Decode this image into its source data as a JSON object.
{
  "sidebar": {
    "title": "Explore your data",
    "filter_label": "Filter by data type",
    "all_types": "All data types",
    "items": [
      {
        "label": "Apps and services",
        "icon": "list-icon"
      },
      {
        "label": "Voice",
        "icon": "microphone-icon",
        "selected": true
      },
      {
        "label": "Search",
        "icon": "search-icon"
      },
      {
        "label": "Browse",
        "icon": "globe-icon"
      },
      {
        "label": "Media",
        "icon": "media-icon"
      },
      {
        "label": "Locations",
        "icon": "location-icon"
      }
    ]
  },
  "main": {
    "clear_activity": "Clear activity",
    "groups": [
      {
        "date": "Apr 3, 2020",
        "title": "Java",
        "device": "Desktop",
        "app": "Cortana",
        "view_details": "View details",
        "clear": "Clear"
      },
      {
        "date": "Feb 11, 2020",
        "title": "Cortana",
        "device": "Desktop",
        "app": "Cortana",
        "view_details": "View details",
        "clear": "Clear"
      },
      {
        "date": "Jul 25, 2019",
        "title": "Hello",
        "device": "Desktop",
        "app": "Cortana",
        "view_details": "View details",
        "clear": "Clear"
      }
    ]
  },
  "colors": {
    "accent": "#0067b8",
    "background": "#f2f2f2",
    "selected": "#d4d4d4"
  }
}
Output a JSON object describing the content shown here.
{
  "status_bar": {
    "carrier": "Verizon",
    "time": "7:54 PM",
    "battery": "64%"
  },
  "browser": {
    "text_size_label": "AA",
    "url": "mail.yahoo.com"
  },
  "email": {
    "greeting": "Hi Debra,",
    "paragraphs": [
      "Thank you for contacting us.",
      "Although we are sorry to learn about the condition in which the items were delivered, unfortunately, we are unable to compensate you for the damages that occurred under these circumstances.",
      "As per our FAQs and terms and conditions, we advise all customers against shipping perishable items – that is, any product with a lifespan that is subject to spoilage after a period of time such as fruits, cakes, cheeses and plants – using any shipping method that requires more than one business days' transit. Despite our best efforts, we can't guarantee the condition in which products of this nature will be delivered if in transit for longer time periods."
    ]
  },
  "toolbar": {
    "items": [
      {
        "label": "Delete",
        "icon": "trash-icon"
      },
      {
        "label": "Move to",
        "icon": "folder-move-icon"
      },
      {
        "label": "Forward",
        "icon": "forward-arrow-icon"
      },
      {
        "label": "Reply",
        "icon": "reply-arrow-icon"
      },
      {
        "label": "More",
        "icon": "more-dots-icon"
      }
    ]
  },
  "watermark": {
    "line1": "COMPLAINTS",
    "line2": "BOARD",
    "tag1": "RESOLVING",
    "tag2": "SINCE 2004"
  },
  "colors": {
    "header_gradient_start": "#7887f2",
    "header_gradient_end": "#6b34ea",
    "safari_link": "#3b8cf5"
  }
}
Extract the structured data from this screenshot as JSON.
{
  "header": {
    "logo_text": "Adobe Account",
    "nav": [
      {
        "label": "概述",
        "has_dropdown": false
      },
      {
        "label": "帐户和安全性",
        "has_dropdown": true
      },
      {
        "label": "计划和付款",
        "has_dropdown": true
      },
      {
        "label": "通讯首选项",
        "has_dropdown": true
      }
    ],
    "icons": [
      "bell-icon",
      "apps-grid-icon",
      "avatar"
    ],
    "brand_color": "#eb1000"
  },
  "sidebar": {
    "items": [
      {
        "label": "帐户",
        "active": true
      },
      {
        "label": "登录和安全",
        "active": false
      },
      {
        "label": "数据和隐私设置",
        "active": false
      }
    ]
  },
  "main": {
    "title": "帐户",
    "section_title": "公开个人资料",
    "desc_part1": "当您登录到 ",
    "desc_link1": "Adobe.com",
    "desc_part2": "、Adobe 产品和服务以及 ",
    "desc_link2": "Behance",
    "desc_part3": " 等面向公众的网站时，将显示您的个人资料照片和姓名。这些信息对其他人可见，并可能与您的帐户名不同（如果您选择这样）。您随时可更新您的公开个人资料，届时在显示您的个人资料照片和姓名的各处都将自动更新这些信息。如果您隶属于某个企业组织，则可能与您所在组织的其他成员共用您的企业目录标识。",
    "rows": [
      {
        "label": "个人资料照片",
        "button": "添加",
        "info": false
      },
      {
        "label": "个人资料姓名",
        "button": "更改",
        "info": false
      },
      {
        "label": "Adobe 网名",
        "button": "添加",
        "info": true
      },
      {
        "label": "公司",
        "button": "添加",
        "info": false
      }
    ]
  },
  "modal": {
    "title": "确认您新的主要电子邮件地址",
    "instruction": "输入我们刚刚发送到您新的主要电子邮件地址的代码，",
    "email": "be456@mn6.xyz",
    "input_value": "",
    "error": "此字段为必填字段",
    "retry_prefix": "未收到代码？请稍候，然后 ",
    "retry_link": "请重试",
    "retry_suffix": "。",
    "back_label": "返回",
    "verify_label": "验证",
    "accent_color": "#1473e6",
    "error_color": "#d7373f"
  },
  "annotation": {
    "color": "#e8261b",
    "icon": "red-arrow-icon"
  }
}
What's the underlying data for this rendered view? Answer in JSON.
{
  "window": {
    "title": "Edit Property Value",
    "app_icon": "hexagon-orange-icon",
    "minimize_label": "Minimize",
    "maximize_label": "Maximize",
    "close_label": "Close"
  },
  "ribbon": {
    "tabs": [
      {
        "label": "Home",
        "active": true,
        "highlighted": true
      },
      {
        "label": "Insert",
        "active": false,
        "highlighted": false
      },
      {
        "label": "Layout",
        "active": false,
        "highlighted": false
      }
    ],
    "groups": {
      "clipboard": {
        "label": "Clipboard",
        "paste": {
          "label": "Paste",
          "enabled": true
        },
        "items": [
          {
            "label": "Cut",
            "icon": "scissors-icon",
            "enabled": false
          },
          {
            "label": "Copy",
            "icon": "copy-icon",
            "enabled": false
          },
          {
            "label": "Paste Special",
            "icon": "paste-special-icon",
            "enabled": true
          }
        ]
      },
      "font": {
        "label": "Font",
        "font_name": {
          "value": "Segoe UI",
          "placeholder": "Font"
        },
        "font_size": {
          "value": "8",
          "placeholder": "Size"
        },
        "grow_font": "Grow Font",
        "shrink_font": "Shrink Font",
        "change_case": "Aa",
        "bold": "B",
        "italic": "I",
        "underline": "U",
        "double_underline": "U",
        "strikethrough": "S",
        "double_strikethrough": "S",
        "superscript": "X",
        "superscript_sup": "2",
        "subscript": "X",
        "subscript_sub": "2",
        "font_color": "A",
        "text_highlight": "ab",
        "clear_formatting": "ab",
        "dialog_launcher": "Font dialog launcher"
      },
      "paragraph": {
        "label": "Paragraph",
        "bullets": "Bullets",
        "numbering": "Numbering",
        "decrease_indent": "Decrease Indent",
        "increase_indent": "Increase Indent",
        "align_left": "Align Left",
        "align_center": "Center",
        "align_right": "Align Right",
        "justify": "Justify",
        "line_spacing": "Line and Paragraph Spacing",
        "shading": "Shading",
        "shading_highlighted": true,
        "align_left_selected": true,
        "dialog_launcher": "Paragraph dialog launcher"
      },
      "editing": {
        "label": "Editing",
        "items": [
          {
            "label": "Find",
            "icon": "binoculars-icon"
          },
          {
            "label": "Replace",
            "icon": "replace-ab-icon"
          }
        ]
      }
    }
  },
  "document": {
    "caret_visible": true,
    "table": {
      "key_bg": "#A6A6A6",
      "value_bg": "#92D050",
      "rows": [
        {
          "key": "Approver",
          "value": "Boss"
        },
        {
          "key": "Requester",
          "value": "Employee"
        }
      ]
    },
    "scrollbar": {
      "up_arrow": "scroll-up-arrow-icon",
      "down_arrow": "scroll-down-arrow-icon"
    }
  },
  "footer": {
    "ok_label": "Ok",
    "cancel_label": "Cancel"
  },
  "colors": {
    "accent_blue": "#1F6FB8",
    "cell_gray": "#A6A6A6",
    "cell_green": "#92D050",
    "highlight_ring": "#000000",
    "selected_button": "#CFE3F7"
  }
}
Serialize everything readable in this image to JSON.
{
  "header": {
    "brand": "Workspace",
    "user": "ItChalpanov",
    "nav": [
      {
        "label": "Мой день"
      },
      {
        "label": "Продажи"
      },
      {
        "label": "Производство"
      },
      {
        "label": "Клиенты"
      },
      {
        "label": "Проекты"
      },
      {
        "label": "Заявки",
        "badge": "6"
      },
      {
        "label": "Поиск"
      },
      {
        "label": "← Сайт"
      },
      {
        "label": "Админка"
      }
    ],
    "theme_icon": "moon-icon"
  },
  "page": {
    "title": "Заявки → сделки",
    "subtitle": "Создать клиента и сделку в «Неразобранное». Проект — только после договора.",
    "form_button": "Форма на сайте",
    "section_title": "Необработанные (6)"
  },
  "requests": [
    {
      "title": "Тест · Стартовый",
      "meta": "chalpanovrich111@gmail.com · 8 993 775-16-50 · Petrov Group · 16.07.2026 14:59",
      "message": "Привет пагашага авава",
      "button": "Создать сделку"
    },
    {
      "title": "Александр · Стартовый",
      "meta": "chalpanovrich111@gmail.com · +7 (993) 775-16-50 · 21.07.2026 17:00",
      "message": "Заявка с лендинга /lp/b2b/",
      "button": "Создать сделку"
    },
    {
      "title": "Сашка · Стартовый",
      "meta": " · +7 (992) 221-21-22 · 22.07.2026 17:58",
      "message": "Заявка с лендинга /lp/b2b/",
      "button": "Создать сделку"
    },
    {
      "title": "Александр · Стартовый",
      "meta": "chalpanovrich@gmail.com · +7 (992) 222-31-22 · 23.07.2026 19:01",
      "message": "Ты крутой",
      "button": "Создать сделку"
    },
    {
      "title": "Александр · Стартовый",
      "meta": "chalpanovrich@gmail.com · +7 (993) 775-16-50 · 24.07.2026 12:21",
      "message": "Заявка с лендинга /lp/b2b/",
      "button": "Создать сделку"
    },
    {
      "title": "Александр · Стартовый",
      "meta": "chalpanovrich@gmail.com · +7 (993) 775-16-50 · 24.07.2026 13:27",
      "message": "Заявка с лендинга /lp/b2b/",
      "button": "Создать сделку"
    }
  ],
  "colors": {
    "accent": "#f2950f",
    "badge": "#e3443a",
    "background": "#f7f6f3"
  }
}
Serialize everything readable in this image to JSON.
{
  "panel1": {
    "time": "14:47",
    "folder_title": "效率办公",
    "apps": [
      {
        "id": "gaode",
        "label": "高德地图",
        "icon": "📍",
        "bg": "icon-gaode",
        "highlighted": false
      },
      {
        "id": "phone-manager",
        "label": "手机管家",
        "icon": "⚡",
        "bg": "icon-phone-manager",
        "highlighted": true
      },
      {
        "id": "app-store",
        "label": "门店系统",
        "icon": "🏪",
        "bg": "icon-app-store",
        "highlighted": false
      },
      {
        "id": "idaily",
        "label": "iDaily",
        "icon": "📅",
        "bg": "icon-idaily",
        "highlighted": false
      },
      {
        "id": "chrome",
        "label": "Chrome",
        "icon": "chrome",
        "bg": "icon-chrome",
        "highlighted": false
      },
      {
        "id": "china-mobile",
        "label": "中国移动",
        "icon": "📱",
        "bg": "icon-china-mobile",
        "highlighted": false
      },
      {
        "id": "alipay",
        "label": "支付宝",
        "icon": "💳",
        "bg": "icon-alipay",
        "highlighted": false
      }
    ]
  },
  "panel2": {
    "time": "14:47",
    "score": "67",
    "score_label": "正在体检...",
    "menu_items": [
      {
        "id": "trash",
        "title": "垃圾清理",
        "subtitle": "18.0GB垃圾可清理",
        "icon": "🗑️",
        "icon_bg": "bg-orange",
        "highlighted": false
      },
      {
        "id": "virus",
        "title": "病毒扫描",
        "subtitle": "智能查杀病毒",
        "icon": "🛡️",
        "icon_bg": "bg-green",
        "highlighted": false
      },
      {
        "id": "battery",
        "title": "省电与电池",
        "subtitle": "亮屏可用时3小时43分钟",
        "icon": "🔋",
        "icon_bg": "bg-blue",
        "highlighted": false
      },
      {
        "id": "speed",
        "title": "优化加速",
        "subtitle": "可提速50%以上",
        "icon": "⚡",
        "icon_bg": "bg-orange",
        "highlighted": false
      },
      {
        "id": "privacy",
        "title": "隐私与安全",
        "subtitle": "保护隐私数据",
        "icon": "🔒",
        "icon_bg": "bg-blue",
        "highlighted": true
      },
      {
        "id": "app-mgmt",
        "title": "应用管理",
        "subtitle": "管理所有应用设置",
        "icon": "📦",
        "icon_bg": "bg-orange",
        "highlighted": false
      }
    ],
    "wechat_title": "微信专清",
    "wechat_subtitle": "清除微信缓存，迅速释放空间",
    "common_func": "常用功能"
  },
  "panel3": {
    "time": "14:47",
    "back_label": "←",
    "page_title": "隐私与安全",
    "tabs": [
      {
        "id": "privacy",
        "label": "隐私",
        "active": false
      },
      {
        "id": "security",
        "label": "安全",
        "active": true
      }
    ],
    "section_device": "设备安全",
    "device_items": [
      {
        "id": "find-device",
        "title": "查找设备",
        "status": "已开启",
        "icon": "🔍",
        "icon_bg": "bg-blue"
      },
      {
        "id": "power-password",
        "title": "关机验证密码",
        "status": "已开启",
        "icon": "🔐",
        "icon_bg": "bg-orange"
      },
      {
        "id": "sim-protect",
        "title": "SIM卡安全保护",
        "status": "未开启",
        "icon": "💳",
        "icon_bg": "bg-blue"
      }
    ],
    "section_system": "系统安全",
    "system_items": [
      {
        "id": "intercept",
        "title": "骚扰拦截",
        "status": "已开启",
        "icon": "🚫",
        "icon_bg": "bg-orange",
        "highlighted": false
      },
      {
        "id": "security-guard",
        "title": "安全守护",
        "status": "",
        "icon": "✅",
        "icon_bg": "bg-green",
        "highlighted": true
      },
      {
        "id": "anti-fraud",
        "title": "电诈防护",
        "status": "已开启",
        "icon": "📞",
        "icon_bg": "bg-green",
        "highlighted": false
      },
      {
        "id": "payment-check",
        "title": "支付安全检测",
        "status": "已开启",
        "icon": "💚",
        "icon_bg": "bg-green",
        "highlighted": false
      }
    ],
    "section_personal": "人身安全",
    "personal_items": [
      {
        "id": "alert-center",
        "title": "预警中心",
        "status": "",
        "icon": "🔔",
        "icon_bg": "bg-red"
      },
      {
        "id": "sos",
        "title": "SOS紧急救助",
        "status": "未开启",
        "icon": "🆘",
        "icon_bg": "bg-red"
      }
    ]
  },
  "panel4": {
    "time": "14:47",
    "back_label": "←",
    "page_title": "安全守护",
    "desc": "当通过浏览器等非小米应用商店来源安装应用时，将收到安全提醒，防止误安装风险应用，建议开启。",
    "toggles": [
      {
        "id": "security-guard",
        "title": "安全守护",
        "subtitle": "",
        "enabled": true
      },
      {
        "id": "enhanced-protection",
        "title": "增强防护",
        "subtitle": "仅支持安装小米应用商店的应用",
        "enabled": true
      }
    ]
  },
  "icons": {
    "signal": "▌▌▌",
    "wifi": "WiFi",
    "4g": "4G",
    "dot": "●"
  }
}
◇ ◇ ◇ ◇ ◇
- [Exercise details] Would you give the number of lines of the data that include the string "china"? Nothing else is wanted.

- [Expected output] 2